Best Walking Tour in NYC (if you can handle being an accomplice)

When I signed up for the Accomplice Tour, endorsed by Neil Patrick Harris, I had no idea what I was in for. The night before the tour, I received a strange voicemail from a man with a thick Italian accent saying, “I need yous to be at Wata Street. Wata as in H2O. I’m gonna send a fella there to meet yous at exactly 1:30 sharp. Do not be late!” He concluded the message by instructing me to get rid of my phone because he didn’t want anyone tailing me. There was no backing out now. I was already an accomplice.

At 1:30 sharp on a Sunday afternoon in spring, the plot began. My roommate and I met a gang of eight beside the Brooklyn Bridge. They may have looked like your average teachers, bankers or clerks but we were all there for the same reason, and no one was to be trusted. A few minutes later, a man carrying a briefcase speaking loudly into his cell phone said, “Follow me.” That was our cue.

We huddled casually yet closely around him as he used the decoy to display information. We were chosen, he said, because we were a bunch of nobodies – average citizens who looked like tourists that no one would suspect. He told us that his crew did a very big job for a very big man and soon they would receive a very big reward. They were going to escape to an island that night. But first, the six men involved needed to get their plane tickets – that’s where we came in. We had less than three hours to distribute six tickets to men who were hiding all over lower Manhattan.

He handed the tickets to a teenage girl carrying a backpack of suspicious belongings and gave a tape recorder to a British man wearing neon blue sneakers (he looked like a fast runner). He gave another man (the muscles of the group) a green hat to wear so that the six men could identify us and he gave me a manila envelope.

“Don’t open the envelope until yous gets below the underpass,” he said. “And before you opens it, hit play on the tape recorder.” These were his last words before he picked up the cell phone, to which there was no ring, and walked away. Once we were safe below the underpass, blue shoes turned on the tape recorder, which began playing loud classical music. It was simply a distraction so that nearby pedestrians couldn’t hear our conversation. Inside the envelope was a picture of a bar and a note that read, “Ask for Milton.” When we arrived at the bar full of women’s undergarments hanging from the ceiling, the bartender told us Milton stopped by earlier to buy us a round of drinks and left us a note. As we consumed our beverages, we decoded the letter.

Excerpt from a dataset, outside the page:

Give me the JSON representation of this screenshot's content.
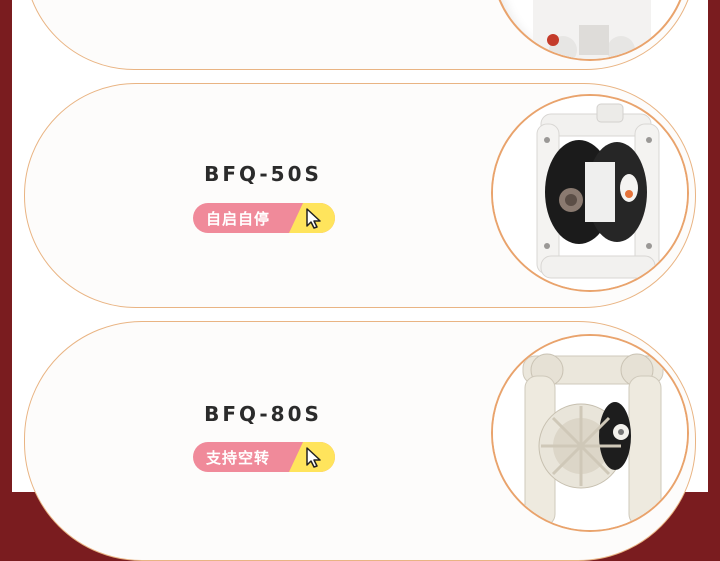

It led us to a car rental shop next to a sketchy vendor selling knickknacks at a table. “You want a smoke?” the man asked my roommate, motioning to an opened box of cigarettes. “No, thank you,” she said. “Go on. Take it,” sketchy man insisted. She looked him in the eye this time. “You got somethin’ for me?”


“Just a cigarette,” he said. She reached for the nicotine box and pulled out a cigarette half sticking out. There was a note rolled into the wrapper. She gave a head nod to the man and we proceeded. The tiny note told us what to say to the men once we found them. We went on to meet our first guy at the park.

This man was a difficult find, not because we couldn’t see him, but because he couldn’t see us. That’s right, a blind man sitting in a park was one of the six. He was holding a sign that read green hats. After we read the ticket details to him and handed him the goods, he gave us a peak inside his suitcase. Our next target was a man sitting at the end of the Brooklyn Bridge with a box.


Guy #2 was a lot easier to talk to, aside from his schizophrenia and turrets syndrome, but opening that box of his was not so easy. The code to the box was written on a plaque beside the bridge. Muscles took the man’s bike to retrieve it for us. After cracking the code, we unlocked the treasure containing a map, three dollars and a Chinese fortune cookie we needed to translate.

Oh, shucks. I may have said too much already.

I don’t want to give away all aspects of the mission because I have to cover my tracks. But I will say this: the remainder of the job included buying a live frog, chatting with a questionable construction worker, and having a nice Italian meal with a not-so-nice Italian man. Then, just when I thought the gig was up and I was out, they pulled me back in.

I’m proud to say my former accomplices and I completed the risky task before going our separate ways. It may have ended in a dicey situation with an undercover cop, but every grimy job comes with a great reward.